Genre: Adventure Running Time: 1 hr. 33 min.
Release Date: September 18th, 1987 MPAA Rating: PG
Director: Terry Marcel Actors: Sam Jones, Maud Adams, Kirsten Hughes, Jasper Carrott, Graham Stark, Robin Bailey, Ian Roberts, Elsa O’Toole, John Rapley
et somewhere in Africa in 1940, explorer Scott has been missing for three days. When he finally returns, toting an enormous diamond, he collapses. He mentions briefly that he’s found the “lost city.” Seconds later, hostile natives attack the two waiting British sentries, one of whom gets as far as the bottom of a cliff a few yards away. The diamond falls into the hands of the evil Lola Pagola (Maud Adams), Hitler’s most dangerous agent at S.S. Headquarters, where Nazi henchmen Heinrich (an incredibly obnoxious Jasper Carrott) and Muller (Victor Gallucci) quarrel over the recent escape of their prisoner, who was perfect for interrogating.

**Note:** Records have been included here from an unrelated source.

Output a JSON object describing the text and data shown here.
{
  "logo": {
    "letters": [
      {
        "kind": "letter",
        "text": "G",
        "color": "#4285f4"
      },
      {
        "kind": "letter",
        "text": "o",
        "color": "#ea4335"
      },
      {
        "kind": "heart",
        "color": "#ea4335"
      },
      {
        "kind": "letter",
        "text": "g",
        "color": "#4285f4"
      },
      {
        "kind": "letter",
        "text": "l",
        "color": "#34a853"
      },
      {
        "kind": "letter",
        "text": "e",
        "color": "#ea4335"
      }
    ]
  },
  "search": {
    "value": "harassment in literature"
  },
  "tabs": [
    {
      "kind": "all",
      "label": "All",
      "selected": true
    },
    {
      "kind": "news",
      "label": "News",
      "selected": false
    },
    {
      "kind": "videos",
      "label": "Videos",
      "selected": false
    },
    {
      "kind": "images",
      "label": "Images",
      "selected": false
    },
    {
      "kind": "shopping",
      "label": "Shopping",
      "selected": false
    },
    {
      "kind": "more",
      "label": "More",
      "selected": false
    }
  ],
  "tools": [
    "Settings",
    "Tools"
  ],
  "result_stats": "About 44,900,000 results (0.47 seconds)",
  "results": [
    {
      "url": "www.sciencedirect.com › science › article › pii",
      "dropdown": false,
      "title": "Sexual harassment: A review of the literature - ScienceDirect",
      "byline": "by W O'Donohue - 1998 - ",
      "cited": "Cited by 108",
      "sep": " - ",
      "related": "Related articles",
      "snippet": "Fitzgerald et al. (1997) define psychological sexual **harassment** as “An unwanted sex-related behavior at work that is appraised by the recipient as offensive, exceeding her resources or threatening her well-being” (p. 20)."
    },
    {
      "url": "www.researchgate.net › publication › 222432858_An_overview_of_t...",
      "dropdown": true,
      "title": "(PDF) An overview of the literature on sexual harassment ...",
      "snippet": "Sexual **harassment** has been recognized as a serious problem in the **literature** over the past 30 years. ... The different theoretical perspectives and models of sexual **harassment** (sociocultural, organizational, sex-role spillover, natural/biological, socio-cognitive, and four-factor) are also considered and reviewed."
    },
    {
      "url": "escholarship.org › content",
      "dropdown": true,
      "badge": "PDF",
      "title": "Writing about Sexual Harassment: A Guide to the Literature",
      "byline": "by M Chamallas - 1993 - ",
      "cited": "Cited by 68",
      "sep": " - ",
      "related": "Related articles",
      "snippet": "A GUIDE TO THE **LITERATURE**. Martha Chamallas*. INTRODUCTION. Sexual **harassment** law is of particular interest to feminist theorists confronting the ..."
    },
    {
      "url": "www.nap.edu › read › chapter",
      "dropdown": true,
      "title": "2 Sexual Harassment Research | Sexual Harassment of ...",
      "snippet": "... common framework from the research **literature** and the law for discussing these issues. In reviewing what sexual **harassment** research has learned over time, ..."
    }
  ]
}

Meanwhile, British commanders have assigned the Colonel (Robin Bailey) and his assistant Tombs (Graham Stark) to escort assistant Jane (Kirsten Hughes) and her pet dachshund Fritz to Churchill (Richard Huggett) for a top secret war briefing. The goal is to locate the lost city in the depths of the African jungle – ruled by the leopard warriors, keepers of hundreds of millions in diamonds. The Germans must not be allowed to beat the British to the invaluable loot (and their first successful thwarting comes in the form of accidentally drowning assassin Herman – also played by Jasper Carrott). When Jane, the colonel, and Tombs take a flight to Africa, their pilot Hans (again, Jasper Carrott), secretly a Nazi, abandons the plane, leaving the trio to crash land on the coast. The following morning, they’re captured by natives, but rescued by the commanding “Jungle” Jack Buck (Sam J. Jones), who leads them to his camp. But the journey to the lost city is fraught with further dangers from not only the competing Nazis (including hulking hunter Carl, played by Ian Roberts, and the tactless Dr. Schell, played by John Rapley) but also inhospitable tribes and precarious environments.
The film is routinely childish, playful, and silly, but it manages a few simple laughs and decidedly nonperilous adventures. Based on the famous “Jane” comic strip started in the ‘30s, this theatrical adaptation plays out like a lighter, goofier, slapstick-infused “Raiders of the Lost Ark” (especially with the sets and time period), minus the genuine thrills, solid acting, and iconic character designs. Staying true to the source material, pitfalls and booby traps are easily or unintentionally sidestepped, while Jane regularly loses her clothing – though audiences are only ever treated to glimpses of lingerie. As WWII escapism material, it’s purposely sexist, patriotic, overwrought with stereotypes, and consistently upbeat – ignoring any serious elements of the war.
“Jane and the Lost City” does feature a touch of amusing editing, some of which involves cutting away from what would have been expensive shots (a plane crash and a waterfall plummet both take place offscreen), others of which include humorously abrupt transitioning from safety to hazard. There’s also badly misused slow-motion, an uncomfortably long dance sequence, pitiful accents, and a dachshund that is incredibly calm for its breed. Unfortunately, the scripting is bland and the acting is wooden. For a 90-minute film, there’s not enough content or laughs to keep the plot moving – the pacing is horrendous and Carrott’s characters are borderline unwatchable. But Buck, quite funnily, is an exceedingly inept tracker and survivalist (and vegetarian!), poking fun with a performance similar to his insincere footballer Flash Gordon from a few years prior. It’s all very much like a cartoon, even possessing characters that don’t die – and that’s essentially what the filmmakers were aiming for.
– Mike Massie